Still, reimbursement was often slow in coming if it came at all. Government bureaus also regularly impressed slaves at the height of the harvest season and kept them beyond their contracted term of service. Because of poor living and working conditions, many slaves returned to their masters in poor health. Despite protests from slave owners, slave impressments proved critical in allowing the Confederate government to shore up fortifications and keep the war machine churning out arms and ammunition until the very end.
Impressment was a necessity for the Confederate government that nevertheless came at a terrible cost. State governors and advocates of states' rights protested the power of the central government to seize private property; the state of Georgia went so far as to declare impressment unconstitutional. Hoarding, speculation, and a continued decline in morale combined to hamper the war effort. By the last months of the war, the Confederacy's economic policies, and in particular impressment, succeeded in reinforcing state loyalties at the expense of the Confederate nation.
March 26, 1863 - The Confederate Congress passes the Impressment Act, allowing it to impress, or seize, food, fuel, slaves, and other commodities to support armies in the field. Discontent with the law is exacerbated by what is perceived as the government's haphazard enforcement of the law, its setting of below-market prices, and its abuse of labor.
April 1863 - The Confederate Congress passes a tax-in-kind law, allowing it to seize, at negotiated prices, farmers' crops, such as corn, wheat, and sweet potatoes. The law, along with the earlier Impressment Act, sparks protests across the South.
Cite This Entry
- APA Citation:
DeCredico, M. Confederate Impressment During the Civil War. (2011, December 13). In Encyclopedia Virginia. Retrieved from http://www.EncyclopediaVirginia.org/Confederate_Impressment_During_the_Civil_War.
- MLA Citation:
DeCredico, Mary. "Confederate Impressment During the Civil War." Encyclopedia Virginia. Virginia Foundation for the Humanities, 13 Dec. 2011. Web. READ_DATE.

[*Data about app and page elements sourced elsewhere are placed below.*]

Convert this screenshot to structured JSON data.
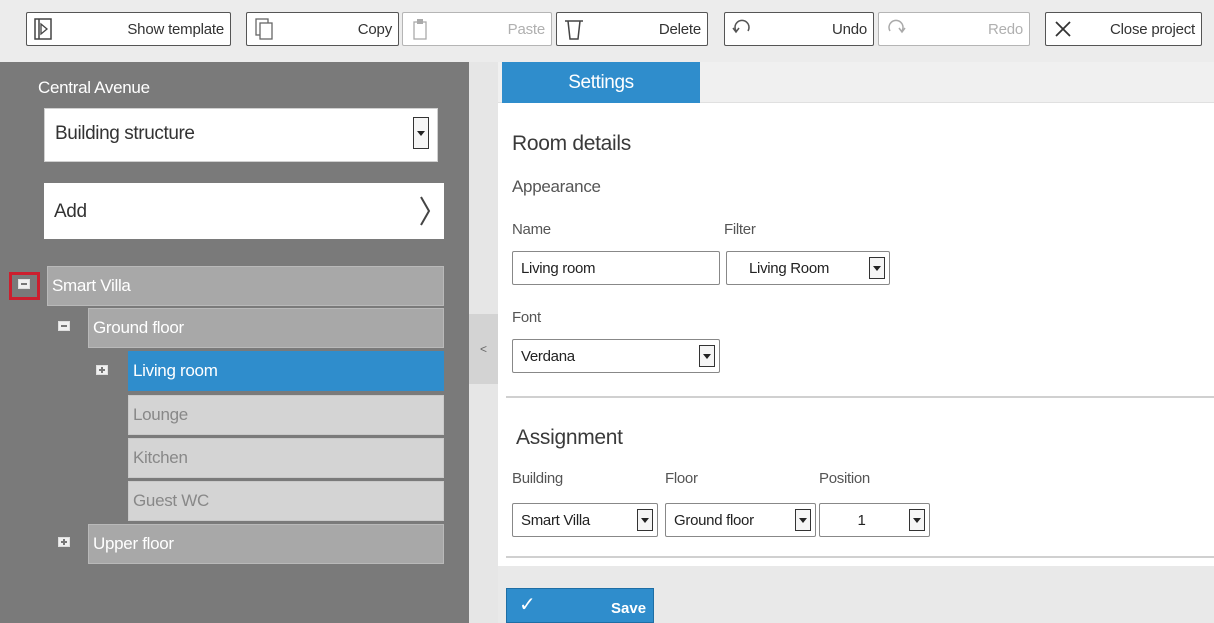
{
  "toolbar": {
    "show_template": "Show template",
    "copy": "Copy",
    "paste": "Paste",
    "delete": "Delete",
    "undo": "Undo",
    "redo": "Redo",
    "close_project": "Close project"
  },
  "sidebar": {
    "project_title": "Central Avenue",
    "view_select": "Building structure",
    "add_label": "Add",
    "tree": {
      "root": "Smart Villa",
      "ground_floor": "Ground floor",
      "rooms": [
        "Living room",
        "Lounge",
        "Kitchen",
        "Guest WC"
      ],
      "upper_floor": "Upper floor"
    },
    "collapse_glyph": "<"
  },
  "main": {
    "tab_label": "Settings",
    "room_details_heading": "Room details",
    "appearance_heading": "Appearance",
    "name_label": "Name",
    "name_value": "Living room",
    "filter_label": "Filter",
    "filter_value": "Living Room",
    "font_label": "Font",
    "font_value": "Verdana",
    "assignment_heading": "Assignment",
    "building_label": "Building",
    "building_value": "Smart Villa",
    "floor_label": "Floor",
    "floor_value": "Ground floor",
    "position_label": "Position",
    "position_value": "1",
    "save_label": "Save",
    "save_check": "✓"
  },
  "colors": {
    "accent": "#2f8dcc",
    "sidebar_bg": "#7a7a7a",
    "highlight_border": "#cc1f2e"
  }
}
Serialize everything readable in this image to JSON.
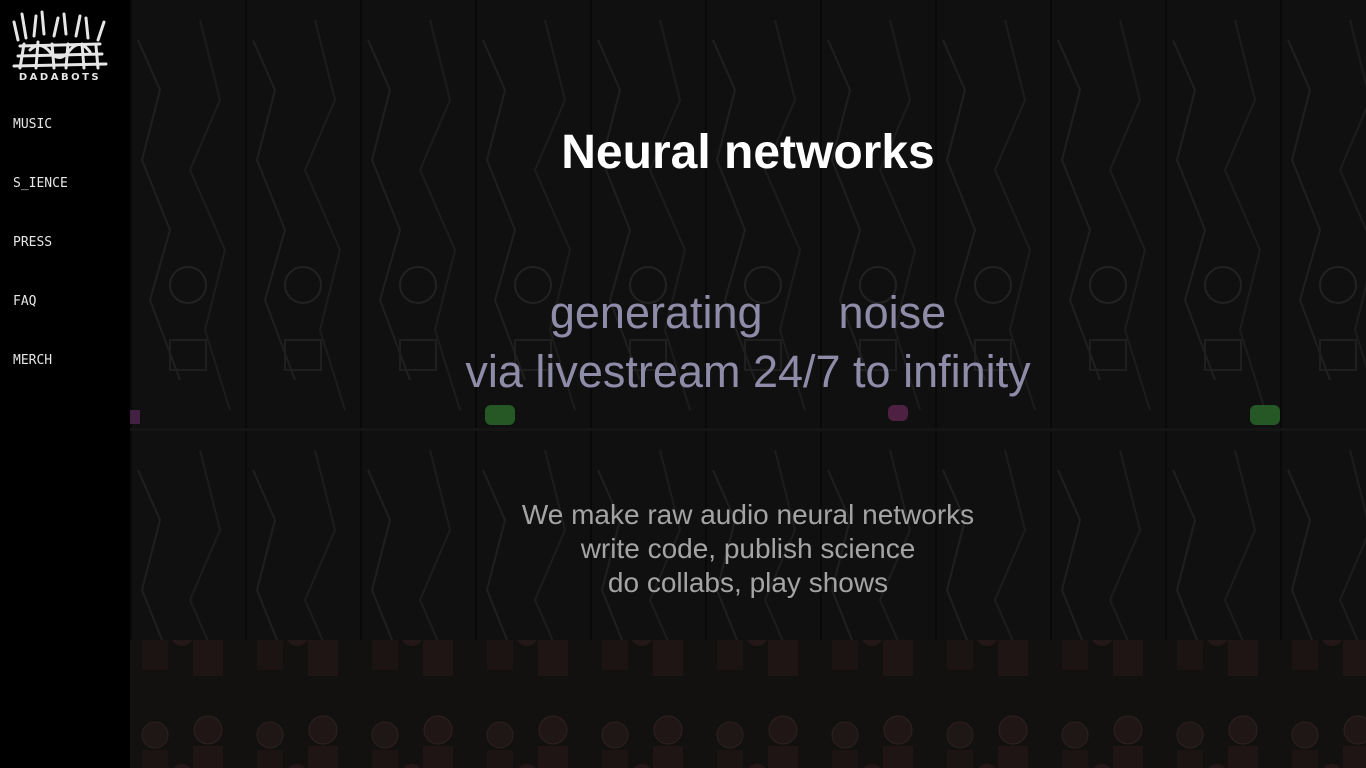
{
  "brand": {
    "name": "DADABOTS"
  },
  "nav": {
    "items": [
      {
        "label": "MUSIC"
      },
      {
        "label": "S_IENCE"
      },
      {
        "label": "PRESS"
      },
      {
        "label": "FAQ"
      },
      {
        "label": "MERCH"
      }
    ]
  },
  "hero": {
    "title": "Neural networks",
    "tagline_word1": "generating",
    "tagline_word2": "noise",
    "tagline_line2": "via livestream 24/7 to infinity",
    "desc_line1": "We make raw audio neural networks",
    "desc_line2": "write code, publish science",
    "desc_line3": "do collabs, play shows"
  },
  "colors": {
    "background": "#141414",
    "title": "#ffffff",
    "tagline": "#8e8ca8",
    "desc": "#a4a4a4",
    "nav_text": "#e6e6e6"
  },
  "icons": {
    "logo": "dadabots-logo-icon"
  }
}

First published: August 30, 2010 | Last modified: December 13, 2011
Contributed by Mary DeCredico, a professor of history at the United States Naval Academy in Annapolis, Maryland.